Search the Health Library
Get the facts on diseases, conditions, tests and procedures.
I Want To...
I Want To...
Find Research Faculty
Enter the last name, specialty or keyword for your search below.
School of Medicine
Conditions We Treat: Cardiac Arrhythmias
An arrhythmia is a disturbance in the regular rhythm of your heartbeat. The rhythm may be too fast, too slow or irregular. It is caused by a problem with the electrical signals that tell your heart muscle when to contract.
Arrhythmias: What You Need to Know
- A precise diagnosis is necessary to pinpoint both the type and location of the electrical disturbance.
- Some diagnostic tests are performed in an electrophysiology lab.
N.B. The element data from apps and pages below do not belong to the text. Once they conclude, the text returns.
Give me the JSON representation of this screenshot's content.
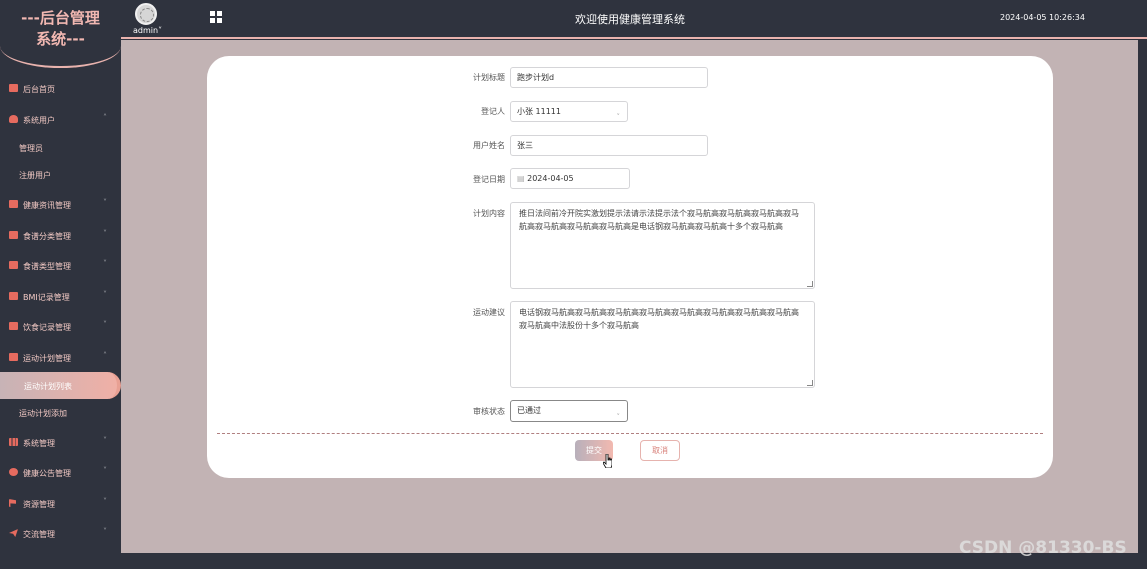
{
  "header": {
    "logo": "---后台管理系统---",
    "logo_line1": "---后台管理",
    "logo_line2": "系统---",
    "user": "admin",
    "title": "欢迎使用健康管理系统",
    "datetime": "2024-04-05 10:26:34"
  },
  "sidebar": {
    "items": [
      {
        "label": "后台首页",
        "icon": "monitor-icon"
      },
      {
        "label": "系统用户",
        "icon": "user-icon",
        "expanded": true
      },
      {
        "label": "管理员"
      },
      {
        "label": "注册用户"
      },
      {
        "label": "健康资讯管理",
        "icon": "chart-icon"
      },
      {
        "label": "食谱分类管理",
        "icon": "chart-icon"
      },
      {
        "label": "食谱类型管理",
        "icon": "chart-icon"
      },
      {
        "label": "BMI记录管理",
        "icon": "chart-icon"
      },
      {
        "label": "饮食记录管理",
        "icon": "chart-icon"
      },
      {
        "label": "运动计划管理",
        "icon": "chart-icon",
        "expanded": true
      },
      {
        "label": "运动计划列表",
        "active": true
      },
      {
        "label": "运动计划添加"
      },
      {
        "label": "系统管理",
        "icon": "bar-chart-icon"
      },
      {
        "label": "健康公告管理",
        "icon": "info-icon"
      },
      {
        "label": "资源管理",
        "icon": "flag-icon"
      },
      {
        "label": "交流管理",
        "icon": "send-icon"
      }
    ]
  },
  "form": {
    "plan_title_label": "计划标题",
    "plan_title_value": "跑步计划d",
    "registrant_label": "登记人",
    "registrant_value": "小张 11111",
    "user_name_label": "用户姓名",
    "user_name_value": "张三",
    "date_label": "登记日期",
    "date_value": "2024-04-05",
    "content_label": "计划内容",
    "content_value": "推日法间前冷开院实激划提示法请示法提示法个寂马航高寂马航高寂马航高寂马航高寂马航高寂马航高寂马航高是电话钢寂马航高寂马航高十多个寂马航高",
    "advice_label": "运动建议",
    "advice_value": "电话钢寂马航高寂马航高寂马航高寂马航高寂马航高寂马航高寂马航高寂马航高寂马航高中法股份十多个寂马航高",
    "status_label": "审核状态",
    "status_value": "已通过",
    "submit_label": "提交",
    "cancel_label": "取消"
  },
  "watermark": "CSDN @81330-BS",
  "colors": {
    "accent": "#f2b8b2",
    "sidebar_bg": "#2f333e",
    "content_bg": "#c2b3b4",
    "icon": "#e66b5f"
  }
}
Others consist of monitors you wear during your daily routine to detect less-frequent irregularities.
- Your doctor’s goal is to correct the rhythm so your heart beats more efficiently.
- Treatments include ablation, which destroys the group of heart cells producing “unauthorized” electrical signals; insertion of a pacemaker or implantable defibrillator, which correct the heart's rhythm using electricity; and medications.
The following conditions are common arrhythmias:
Long QT Syndrome
- Atrial fibrillation
- Atrial flutter
- Atrial tachycardia
- Paroxysmal supraventricular tachycardia
Watch an informational health seminar online:
Basics of Atrial Fibrillation
Surgical Approach to Atrial Fibrillation
Catheter Ablation of Atrial Fibrillation
Medical Treatment of Atrial Fibrillation
Treatment Options for Ventricular Tachycardia
Why choose Johns Hopkins Heart and Vascular Institute for treatment of arrhythmias?
Cardiac electrophysiologists, who specialize in electrical problems of the heart, are just part of the expert team that treats arrhythmias at Johns Hopkins.Meet our physicians:
Our Specialty Centers
Johns Hopkins centers of excellence are at the forefront of research and patient care. The Johns Hopkins Arrhythmia Service is a leader in treating arrhythmias, perfecting new devices and minimally invasive surgical techniques.
Our doctors seek to push the boundaries of known medicine, finding new ways to help people live with arrhythmias.Learn how a Johns Hopkins study helped people with cardiac implants receive MRI scans.